EPA Awards Largest-Ever Grant To Study Health Effects of Air Pollution

The University of Washington was awarded a $30 million grant by the EPA to study the connection between air pollution and cardiovascular disease. The grant is the largest ever awarded by the EPA for scientific research, and will contribute to a better understanding of the long-term health effects of breathing air contaminated by particulate matter and other pollutants.

In a recent evaluation of the EPAÆs research on particulate matter (PM), the National Research Council highlighted the need for a prospective epidemiology study to extend the governmentÆs knowledge of long-term PM exposure. This grant responds to this need by examining the association between ambient air pollution, including fine particles and other pollutants, and the progression of cardiovascular disease in 8,700 people ages 50 to 89.

The study will track people from varied ethnic groups who live in cities across the country. Researchers will evaluate whether long-term exposure to fine particles is associated with specific changes in atherosclerosis (buildup of plaque in the arteries) and other factors associated with heart disease. The University of Washington will provide EPA with an annual scientific report of data and findings which will in turn be used to inform research and regulatory decisions.

Particulates come from a variety of sources including: coal-burning power plants, factories, construction sites, cars, trucks, buses, tilled fields, unpaved roads, stone crushing, and the burning of wood. Other particles may be formed in the air when gases emitted from burning fuels react with sunlight and water vapor. Premature death and other health problems are strongly related to sulfates in the air and ambient concentrations of fine particles less than 2.5 micrograms. Long-term exposure to ambient, airborne particulate matter is associated with increased mortality, largely due to cardiovascular causes and serious respiratory problems. In addition, chronic exposure to particulates can cause decreased development of lung function among school-age children.

For more information about this grant, visit: http://www.epa.gov/pmresearch/pm_grant.

Pennsylvania DEP Revises Notice of Intent/Application Form for NPDES Construction Stormwater Permit

The Pennsylvania Department of Environmental Protection has revised the Notice of Intent/Application for Coverage under a general or individual NPDES permit for stormwater discharges associated with construction activities.
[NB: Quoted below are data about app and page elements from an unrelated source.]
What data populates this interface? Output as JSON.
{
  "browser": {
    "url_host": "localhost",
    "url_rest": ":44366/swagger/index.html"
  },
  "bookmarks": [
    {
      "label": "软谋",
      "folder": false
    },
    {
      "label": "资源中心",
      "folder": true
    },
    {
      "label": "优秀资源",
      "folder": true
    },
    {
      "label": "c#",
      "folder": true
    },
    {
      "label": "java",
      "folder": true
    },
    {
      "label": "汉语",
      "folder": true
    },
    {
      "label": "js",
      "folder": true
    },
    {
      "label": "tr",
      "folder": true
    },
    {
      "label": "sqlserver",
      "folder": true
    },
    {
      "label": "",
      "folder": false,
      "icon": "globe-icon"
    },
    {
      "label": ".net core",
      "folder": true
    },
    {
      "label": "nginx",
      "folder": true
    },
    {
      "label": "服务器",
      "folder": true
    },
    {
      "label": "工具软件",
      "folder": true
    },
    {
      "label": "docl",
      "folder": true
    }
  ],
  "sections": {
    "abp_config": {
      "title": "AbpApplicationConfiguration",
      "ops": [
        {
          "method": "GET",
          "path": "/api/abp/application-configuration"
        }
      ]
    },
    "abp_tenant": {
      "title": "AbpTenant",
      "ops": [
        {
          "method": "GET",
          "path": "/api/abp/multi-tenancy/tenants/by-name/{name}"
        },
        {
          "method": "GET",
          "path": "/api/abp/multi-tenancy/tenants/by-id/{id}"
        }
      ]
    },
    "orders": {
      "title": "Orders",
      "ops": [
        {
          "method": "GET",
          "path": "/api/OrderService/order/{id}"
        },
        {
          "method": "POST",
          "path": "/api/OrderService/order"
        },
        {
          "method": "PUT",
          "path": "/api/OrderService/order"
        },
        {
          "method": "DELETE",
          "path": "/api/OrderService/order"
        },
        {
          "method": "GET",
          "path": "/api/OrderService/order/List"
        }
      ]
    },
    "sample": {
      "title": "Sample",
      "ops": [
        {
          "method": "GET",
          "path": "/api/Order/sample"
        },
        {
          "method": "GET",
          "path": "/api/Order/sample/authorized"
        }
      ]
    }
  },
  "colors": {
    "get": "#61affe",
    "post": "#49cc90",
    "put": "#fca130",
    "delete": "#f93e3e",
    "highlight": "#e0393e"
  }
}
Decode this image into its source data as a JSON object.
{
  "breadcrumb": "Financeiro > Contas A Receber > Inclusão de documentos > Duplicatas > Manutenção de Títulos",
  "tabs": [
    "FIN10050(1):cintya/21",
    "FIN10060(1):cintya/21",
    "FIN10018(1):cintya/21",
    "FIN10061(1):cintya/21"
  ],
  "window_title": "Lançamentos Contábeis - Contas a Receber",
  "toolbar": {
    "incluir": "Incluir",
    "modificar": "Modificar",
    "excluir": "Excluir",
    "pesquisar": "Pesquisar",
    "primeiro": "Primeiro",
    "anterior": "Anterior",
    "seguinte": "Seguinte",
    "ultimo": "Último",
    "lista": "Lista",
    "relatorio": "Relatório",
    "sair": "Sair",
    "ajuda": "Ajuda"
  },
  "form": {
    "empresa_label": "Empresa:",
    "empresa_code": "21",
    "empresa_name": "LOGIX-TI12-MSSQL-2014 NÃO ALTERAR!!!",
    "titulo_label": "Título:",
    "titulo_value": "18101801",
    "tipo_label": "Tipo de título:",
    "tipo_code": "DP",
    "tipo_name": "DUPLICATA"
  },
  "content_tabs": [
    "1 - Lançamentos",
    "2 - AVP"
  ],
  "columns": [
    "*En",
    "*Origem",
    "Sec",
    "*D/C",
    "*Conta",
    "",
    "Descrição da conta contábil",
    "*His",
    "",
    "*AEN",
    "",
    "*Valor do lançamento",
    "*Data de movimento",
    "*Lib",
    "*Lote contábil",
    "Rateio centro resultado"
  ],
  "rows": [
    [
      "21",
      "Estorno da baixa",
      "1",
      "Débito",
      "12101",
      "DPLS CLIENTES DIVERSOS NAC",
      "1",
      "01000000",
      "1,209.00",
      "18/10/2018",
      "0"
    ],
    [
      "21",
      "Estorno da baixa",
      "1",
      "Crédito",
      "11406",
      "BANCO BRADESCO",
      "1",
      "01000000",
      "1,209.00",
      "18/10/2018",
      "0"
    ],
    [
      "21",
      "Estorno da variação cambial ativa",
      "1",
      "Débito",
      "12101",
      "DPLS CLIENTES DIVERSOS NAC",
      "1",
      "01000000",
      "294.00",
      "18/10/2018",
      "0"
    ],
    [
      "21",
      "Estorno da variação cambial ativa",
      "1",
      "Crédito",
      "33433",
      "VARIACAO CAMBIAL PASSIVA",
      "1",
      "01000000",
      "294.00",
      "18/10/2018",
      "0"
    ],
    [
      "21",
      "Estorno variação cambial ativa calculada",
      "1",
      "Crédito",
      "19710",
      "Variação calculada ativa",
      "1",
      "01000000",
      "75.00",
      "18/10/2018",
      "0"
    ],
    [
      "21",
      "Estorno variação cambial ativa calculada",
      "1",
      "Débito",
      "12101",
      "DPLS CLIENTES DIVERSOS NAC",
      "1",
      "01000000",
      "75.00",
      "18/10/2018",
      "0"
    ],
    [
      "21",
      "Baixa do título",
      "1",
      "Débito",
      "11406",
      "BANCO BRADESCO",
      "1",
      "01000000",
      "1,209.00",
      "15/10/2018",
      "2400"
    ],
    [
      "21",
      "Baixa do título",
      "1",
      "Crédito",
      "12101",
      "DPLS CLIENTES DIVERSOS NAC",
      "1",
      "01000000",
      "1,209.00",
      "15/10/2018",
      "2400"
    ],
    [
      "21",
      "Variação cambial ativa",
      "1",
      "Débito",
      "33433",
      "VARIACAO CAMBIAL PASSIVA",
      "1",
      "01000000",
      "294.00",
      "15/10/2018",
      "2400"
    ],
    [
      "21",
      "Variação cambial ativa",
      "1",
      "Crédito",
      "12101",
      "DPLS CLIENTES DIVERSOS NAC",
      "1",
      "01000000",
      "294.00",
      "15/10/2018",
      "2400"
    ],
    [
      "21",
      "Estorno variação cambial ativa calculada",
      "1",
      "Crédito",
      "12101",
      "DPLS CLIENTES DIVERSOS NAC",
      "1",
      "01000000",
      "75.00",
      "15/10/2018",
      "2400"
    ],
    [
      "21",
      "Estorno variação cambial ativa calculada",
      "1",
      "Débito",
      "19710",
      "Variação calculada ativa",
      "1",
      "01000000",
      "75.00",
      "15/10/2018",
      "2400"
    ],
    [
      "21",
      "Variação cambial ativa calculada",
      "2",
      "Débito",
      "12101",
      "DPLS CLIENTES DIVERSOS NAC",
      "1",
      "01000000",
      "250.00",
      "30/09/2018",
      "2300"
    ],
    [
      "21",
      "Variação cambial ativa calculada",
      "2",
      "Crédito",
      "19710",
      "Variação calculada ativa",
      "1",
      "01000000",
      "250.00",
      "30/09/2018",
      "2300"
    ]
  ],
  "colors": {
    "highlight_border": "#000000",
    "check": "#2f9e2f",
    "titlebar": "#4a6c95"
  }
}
These revisions are primarily in response to the environmental issues posed by problematic geology, soils, waste or fill materials that may be present during construction activities. In addition, other revisions were necessary to reflect new department guidance and policies, and to facilitate the departmentÆs data collection and monitoring needs. This revised NOI/application, document number 3930-PM-WM0035 Rev. 8/2004, replaces all previous versions of the NOI/application and can be obtained from DEP Regional Offices, County Conservation District Offices and on the DEP website.

Revisions to the NOI/application include new requirements for project location information and their method of collection, identification of geologic conditions that provide a potential for contaminated runoff from project sites, compliance coordination with the DEPÆs Management of Fill Policy, and clarification of the requirements of the PCSM plan to ensure that applicants supply adequate information on the planned post-construction stormwater management BMPs.

DEP recommends that applicants review and become familiar with the revised form and instructions prior to submitting new applications. Questions regarding the use of the revised NOI/application should be referred to the appropriate County Conservation District Office or DEP Regional Office.

For more information, visit the DEP website at www.dep.state.pa.us by entering the keyword "stormwater". The revised NOI/application can be found under the subject "General Permit."